Police also are investigating allegations of suspicious deaths. A former student at the Ahousat residential school contends that one of his schoolmates was beaten to death with a strap for stealing a prune, and Belleau says she believes some students were murdered.
However, Peters says his task force has no evidence of any homicides.
"Some students did commit suicide," he says. "Over the years, the version of how the student died becomes distorted. It almost becomes folklore."
Other investigations are under way in Nova Scotia and the Northwest Territories.
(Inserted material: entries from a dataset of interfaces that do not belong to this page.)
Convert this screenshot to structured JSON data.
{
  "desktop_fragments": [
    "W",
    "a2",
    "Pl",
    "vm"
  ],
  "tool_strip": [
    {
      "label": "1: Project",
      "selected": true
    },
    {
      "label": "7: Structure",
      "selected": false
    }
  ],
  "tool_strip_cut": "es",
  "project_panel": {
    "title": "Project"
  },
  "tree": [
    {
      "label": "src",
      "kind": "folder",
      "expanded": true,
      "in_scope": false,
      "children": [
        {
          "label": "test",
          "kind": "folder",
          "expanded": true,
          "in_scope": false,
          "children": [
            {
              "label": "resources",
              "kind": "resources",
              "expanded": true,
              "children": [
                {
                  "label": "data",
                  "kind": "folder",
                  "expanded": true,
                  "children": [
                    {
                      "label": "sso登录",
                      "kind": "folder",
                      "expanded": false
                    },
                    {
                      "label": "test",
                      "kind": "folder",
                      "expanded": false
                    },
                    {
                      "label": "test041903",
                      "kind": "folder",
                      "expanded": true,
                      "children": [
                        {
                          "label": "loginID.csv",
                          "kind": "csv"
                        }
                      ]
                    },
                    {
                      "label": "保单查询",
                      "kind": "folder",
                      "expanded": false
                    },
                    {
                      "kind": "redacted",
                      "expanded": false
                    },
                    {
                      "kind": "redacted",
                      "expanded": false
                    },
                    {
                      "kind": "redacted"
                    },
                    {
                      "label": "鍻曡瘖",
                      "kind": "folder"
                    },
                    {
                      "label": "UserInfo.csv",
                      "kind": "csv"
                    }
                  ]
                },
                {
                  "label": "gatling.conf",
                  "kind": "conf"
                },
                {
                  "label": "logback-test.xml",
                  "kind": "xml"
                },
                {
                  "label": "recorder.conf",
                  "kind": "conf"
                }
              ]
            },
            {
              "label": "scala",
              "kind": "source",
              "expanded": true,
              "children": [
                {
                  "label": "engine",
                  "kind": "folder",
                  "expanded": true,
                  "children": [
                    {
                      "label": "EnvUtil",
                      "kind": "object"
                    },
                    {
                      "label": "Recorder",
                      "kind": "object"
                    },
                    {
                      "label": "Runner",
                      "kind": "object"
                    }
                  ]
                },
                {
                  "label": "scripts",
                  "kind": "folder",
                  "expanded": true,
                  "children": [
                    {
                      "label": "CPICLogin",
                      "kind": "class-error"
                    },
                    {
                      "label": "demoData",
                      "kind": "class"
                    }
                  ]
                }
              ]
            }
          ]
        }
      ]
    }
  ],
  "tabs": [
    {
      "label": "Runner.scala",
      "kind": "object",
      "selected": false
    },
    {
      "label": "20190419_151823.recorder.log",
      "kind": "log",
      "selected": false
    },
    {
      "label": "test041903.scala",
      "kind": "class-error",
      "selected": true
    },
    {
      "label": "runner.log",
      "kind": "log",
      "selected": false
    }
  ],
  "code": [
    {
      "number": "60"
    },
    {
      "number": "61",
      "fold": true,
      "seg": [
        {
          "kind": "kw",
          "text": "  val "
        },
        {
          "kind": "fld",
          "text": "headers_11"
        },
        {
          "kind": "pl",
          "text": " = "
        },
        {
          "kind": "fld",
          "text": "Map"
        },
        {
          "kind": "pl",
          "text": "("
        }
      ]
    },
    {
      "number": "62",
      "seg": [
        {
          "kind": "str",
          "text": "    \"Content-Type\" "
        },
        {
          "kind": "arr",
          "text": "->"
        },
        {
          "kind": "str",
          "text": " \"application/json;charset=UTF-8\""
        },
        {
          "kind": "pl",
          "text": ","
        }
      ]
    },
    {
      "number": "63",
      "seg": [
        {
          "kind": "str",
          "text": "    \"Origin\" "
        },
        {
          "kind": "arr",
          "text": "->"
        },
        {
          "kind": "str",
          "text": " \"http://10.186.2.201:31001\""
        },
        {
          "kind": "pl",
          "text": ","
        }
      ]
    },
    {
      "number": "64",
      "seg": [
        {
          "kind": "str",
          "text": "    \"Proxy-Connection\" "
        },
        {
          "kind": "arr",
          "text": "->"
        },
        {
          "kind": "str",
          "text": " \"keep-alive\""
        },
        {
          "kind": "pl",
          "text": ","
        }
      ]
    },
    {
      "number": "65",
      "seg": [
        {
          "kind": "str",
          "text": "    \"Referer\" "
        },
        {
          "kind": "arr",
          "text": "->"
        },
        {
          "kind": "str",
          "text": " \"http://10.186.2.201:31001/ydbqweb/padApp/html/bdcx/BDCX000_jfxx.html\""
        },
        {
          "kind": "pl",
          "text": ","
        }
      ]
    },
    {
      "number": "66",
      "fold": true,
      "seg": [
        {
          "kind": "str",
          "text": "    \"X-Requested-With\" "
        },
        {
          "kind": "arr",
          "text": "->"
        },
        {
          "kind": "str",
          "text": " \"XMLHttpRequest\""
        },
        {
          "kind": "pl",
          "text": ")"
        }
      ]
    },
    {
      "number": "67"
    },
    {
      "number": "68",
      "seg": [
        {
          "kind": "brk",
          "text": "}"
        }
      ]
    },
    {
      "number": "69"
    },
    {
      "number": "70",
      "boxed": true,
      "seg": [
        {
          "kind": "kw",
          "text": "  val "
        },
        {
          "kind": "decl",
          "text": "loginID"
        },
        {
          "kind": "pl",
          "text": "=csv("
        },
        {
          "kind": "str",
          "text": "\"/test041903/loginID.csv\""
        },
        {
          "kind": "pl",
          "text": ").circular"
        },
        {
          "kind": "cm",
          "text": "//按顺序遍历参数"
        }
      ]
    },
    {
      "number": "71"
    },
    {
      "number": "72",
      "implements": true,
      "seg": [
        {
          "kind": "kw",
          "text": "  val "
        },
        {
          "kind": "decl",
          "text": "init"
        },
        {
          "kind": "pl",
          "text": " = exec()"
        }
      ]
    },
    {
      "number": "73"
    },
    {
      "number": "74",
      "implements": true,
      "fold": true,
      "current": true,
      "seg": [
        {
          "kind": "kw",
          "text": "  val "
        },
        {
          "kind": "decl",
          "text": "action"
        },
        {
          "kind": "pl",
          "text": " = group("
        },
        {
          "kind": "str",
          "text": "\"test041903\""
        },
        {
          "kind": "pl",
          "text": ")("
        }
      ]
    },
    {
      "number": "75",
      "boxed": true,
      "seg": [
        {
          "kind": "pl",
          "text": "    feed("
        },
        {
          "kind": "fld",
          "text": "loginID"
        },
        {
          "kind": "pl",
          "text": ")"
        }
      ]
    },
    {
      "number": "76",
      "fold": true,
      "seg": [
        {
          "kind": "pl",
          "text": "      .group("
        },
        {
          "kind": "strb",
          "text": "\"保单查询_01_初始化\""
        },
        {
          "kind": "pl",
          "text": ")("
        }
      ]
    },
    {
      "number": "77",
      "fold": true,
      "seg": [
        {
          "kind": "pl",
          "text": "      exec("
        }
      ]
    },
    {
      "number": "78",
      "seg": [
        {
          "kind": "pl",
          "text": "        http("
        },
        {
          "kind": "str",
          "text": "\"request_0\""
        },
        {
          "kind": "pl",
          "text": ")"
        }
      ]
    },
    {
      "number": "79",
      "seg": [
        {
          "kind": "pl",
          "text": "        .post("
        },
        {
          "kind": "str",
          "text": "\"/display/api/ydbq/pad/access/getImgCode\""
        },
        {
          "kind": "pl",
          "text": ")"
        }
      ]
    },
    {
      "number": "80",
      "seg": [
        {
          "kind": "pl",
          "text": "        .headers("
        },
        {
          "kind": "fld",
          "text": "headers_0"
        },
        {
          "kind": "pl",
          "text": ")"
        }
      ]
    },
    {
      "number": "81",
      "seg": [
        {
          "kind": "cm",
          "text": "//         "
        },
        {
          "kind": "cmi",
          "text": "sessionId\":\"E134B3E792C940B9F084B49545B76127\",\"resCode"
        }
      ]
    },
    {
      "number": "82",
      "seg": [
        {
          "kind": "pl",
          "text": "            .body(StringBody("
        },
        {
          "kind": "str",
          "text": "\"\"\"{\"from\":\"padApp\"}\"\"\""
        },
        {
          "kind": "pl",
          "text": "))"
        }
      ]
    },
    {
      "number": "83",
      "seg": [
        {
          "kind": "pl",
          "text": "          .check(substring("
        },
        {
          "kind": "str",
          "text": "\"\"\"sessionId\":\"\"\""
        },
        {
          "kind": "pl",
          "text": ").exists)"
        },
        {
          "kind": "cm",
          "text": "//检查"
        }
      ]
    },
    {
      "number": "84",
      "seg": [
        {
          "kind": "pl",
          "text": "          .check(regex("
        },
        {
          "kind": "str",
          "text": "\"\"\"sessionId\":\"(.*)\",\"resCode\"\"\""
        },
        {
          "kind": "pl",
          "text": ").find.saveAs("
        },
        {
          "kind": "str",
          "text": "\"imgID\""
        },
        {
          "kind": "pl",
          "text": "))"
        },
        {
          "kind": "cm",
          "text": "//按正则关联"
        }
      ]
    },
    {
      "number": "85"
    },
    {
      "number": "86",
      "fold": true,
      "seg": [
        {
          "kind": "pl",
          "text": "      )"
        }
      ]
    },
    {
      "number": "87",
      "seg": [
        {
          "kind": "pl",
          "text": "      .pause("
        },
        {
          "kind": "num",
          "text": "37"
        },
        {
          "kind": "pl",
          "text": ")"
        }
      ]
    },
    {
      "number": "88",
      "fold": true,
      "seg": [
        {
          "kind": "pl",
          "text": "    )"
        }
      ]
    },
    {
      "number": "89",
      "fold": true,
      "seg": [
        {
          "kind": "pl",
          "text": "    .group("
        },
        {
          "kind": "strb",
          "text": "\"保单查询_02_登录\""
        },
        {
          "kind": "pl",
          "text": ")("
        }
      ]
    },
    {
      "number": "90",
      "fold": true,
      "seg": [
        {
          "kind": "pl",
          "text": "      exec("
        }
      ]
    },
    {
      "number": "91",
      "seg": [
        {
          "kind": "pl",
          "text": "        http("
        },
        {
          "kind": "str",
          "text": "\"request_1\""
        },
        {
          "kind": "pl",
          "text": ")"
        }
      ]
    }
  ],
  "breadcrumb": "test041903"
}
But the biggest outside of British Columbia is in Ontario, where police are investigating decades of abuse against Cree children at a Catholic-run residential school in the remote northern community of Fort Albany.
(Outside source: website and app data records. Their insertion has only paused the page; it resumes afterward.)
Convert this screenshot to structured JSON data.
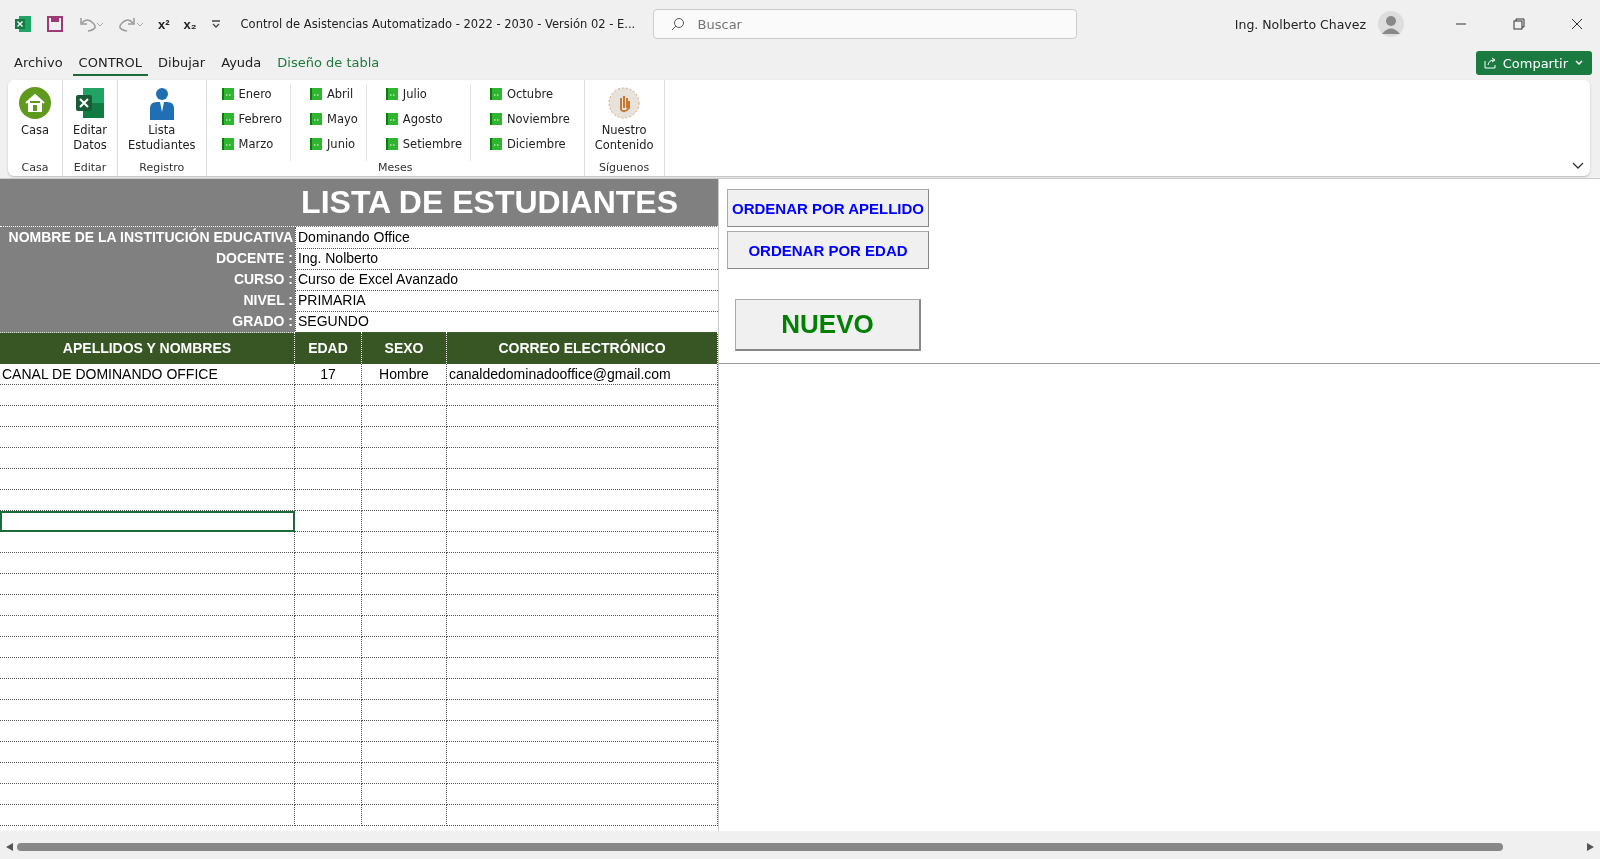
{
  "window": {
    "title": "Control de Asistencias Automatizado - 2022 - 2030 - Versión 02  -  E...",
    "search_placeholder": "Buscar",
    "user": "Ing. Nolberto Chavez"
  },
  "quick_access": {
    "superscript": "x²",
    "subscript": "x₂"
  },
  "menu_tabs": [
    {
      "label": "Archivo",
      "selected": false,
      "kind": "normal"
    },
    {
      "label": "CONTROL",
      "selected": true,
      "kind": "normal"
    },
    {
      "label": "Dibujar",
      "selected": false,
      "kind": "normal"
    },
    {
      "label": "Ayuda",
      "selected": false,
      "kind": "normal"
    },
    {
      "label": "Diseño de tabla",
      "selected": false,
      "kind": "contextual"
    }
  ],
  "share_button": "Compartir",
  "ribbon": {
    "groups": [
      {
        "name": "Casa",
        "kind": "large",
        "items": [
          {
            "label": "Casa"
          }
        ]
      },
      {
        "name": "Editar",
        "kind": "large",
        "items": [
          {
            "label": "Editar Datos"
          }
        ]
      },
      {
        "name": "Registro",
        "kind": "large",
        "items": [
          {
            "label": "Lista Estudiantes"
          }
        ]
      },
      {
        "name": "Meses",
        "kind": "months",
        "columns": [
          [
            "Enero",
            "Febrero",
            "Marzo"
          ],
          [
            "Abril",
            "Mayo",
            "Junio"
          ],
          [
            "Julio",
            "Agosto",
            "Setiembre"
          ],
          [
            "Octubre",
            "Noviembre",
            "Diciembre"
          ]
        ]
      },
      {
        "name": "Síguenos",
        "kind": "large",
        "items": [
          {
            "label": "Nuestro Contenido"
          }
        ]
      }
    ]
  },
  "sheet": {
    "title": "LISTA DE ESTUDIANTES",
    "info": [
      {
        "label": "NOMBRE DE LA INSTITUCIÓN EDUCATIVA",
        "value": "Dominando Office"
      },
      {
        "label": "DOCENTE :",
        "value": "Ing. Nolberto"
      },
      {
        "label": "CURSO :",
        "value": "Curso de Excel Avanzado"
      },
      {
        "label": "NIVEL :",
        "value": "PRIMARIA"
      },
      {
        "label": "GRADO :",
        "value": "SEGUNDO"
      }
    ],
    "columns": [
      "APELLIDOS Y NOMBRES",
      "EDAD",
      "SEXO",
      "CORREO ELECTRÓNICO"
    ],
    "rows": [
      {
        "cells": [
          "CANAL DE DOMINANDO OFFICE",
          "17",
          "Hombre",
          "canaldedominadooffice@gmail.com"
        ],
        "selected": false
      },
      {
        "selected": false
      },
      {
        "selected": false
      },
      {
        "selected": false
      },
      {
        "selected": false
      },
      {
        "selected": false
      },
      {
        "selected": false
      },
      {
        "selected": true
      },
      {
        "selected": false
      },
      {
        "selected": false
      },
      {
        "selected": false
      },
      {
        "selected": false
      },
      {
        "selected": false
      },
      {
        "selected": false
      },
      {
        "selected": false
      },
      {
        "selected": false
      },
      {
        "selected": false
      },
      {
        "selected": false
      },
      {
        "selected": false
      },
      {
        "selected": false
      },
      {
        "selected": false
      },
      {
        "selected": false
      }
    ],
    "buttons": [
      {
        "label": "ORDENAR POR APELLIDO",
        "kind": "sort"
      },
      {
        "label": "ORDENAR POR EDAD",
        "kind": "sort"
      },
      {
        "label": "NUEVO",
        "kind": "new"
      }
    ]
  }
}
Prosecutors say they expect to file charges of physical and sexual abuse against about 20 priests, nuns and lay workers as a result of a three-year probe that included interviews with more than 900 former students at St. Anne's School in Fort Albany.
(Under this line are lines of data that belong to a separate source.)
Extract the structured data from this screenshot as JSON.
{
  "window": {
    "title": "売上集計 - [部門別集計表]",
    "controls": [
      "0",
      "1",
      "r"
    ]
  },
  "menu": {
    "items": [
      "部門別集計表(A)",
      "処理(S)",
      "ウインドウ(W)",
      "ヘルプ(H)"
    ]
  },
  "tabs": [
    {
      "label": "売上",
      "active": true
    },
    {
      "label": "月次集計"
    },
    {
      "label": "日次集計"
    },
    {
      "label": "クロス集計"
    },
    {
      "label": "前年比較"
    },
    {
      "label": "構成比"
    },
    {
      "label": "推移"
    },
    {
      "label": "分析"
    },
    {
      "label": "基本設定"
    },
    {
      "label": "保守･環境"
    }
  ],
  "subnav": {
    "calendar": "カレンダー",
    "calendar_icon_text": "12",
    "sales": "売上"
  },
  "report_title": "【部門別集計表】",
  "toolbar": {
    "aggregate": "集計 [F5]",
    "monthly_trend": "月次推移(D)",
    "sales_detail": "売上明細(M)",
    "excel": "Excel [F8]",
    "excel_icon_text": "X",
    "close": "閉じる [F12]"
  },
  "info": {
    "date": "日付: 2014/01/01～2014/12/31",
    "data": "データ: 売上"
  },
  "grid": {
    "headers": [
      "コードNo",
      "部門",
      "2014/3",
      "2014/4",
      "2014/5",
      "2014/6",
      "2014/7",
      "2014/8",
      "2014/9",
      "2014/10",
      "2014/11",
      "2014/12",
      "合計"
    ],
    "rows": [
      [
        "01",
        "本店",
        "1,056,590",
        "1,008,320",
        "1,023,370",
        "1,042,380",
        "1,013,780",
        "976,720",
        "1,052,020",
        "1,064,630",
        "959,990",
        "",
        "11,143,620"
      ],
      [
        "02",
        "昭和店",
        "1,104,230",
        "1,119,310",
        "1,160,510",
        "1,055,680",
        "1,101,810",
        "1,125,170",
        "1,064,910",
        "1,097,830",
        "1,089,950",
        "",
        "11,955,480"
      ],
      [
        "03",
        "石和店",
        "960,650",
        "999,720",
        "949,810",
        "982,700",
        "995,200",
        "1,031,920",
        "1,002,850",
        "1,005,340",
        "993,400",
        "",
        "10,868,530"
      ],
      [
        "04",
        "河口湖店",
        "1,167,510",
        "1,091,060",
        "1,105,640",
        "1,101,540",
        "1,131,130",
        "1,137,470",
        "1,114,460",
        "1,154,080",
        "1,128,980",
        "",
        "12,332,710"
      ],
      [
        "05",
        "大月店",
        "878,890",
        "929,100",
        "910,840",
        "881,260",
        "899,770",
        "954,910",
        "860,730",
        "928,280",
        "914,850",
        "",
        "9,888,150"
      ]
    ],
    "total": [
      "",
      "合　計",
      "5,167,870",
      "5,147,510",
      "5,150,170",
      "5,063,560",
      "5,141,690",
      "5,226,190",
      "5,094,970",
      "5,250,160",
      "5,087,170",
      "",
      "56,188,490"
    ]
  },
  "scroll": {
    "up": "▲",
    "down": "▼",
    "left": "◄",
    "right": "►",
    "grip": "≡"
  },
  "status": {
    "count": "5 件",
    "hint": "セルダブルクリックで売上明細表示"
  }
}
Former students told of being lashed with a wire whip and receiving shocks while strapped into a homemade electric chair.
Mary Anne Nakogee-Davis says she was sexually abused by a priest while a student at the school.
"This was our Holocaust," Nakogee-Davis told the Toronto Globe and Mail. "They did not kill us physically, but they killed us emotionally and spiritually."
Yet, some elders in Fort Albany -- where Catholicism is the predominant religion -- have spoken out against holding trials in the town, arguing that it would reopen old wounds and that only God can judge those who ran the school.
Belleau says she has encountered the same attitudes in British Columbia, where some chiefs and elders discourage former students from speaking out.
The provincewide investigation in British Columbia was prompted in part by the 1995 prosecution of Arthur Plint. His 11-year sentence for abuse of boys at the Port Alberni Residential School helped persuade many Indians that the courts were willing to deal harshly with offenders.
One of Plint's victims, Willie Blackwater, recently became the first victim to have his disability recognized by an insurance company as worthy of compensation.
Psychiatric testing diagnosed his self-destructive lifestyle as symptomatic of post traumatic stress disorder, the affliction suffered by many Vietnam War veterans.
Blackwater, now 42, says he was raped at least once a month for three years at Port Alberni and beaten when he tried to report the rapes. After leaving the United Church-run school at 13, he turned to alcohol, drugs and burglary, and had trouble holding jobs or sustaining relationships.
"We always ask the victim, 'How has this impacted your life?' " Constable Peters says. "They believe their negative experiences at the schools affected their entire life, their parenting skills, their relationships, drug and alcohol dependency. Some became abusers themselves."
While Blackwater may get his own compensation for losing his latest job at a sawmill, Indian leaders in British Columbia also hope to win collective compensation. They have received advice from organizers of a four-year campaign that recently won $220 million in compensation from the federal government for wrongly interring 22,000 Japanese-Canadians during World War II.
"There has to be compensation for the victims of residential-school abuse," says Ed John, head of the provincial assembly of Indian chiefs. "What we're talking about is loss of family, loss of language, loss of culture."
He and other Indian leaders believe that confronting the abuse will eventually have a healing effect that will give Indian communities self-confidence as they press land claims and seek greater autonomy.
Peters, though now an expert on the dark side of the residential schools, says many former students remember positive experiences, and even hold class reunions.
But Belleau says this is not the time to look on the bright side.
"We have to deal with the negative issues before we can celebrate any positive aspects," she says. "When these abuses have been dealt with, and people recognize that the majority of the children suffered, then I hope we'll come to a day where we can look at this as a dark period of our past, and move on."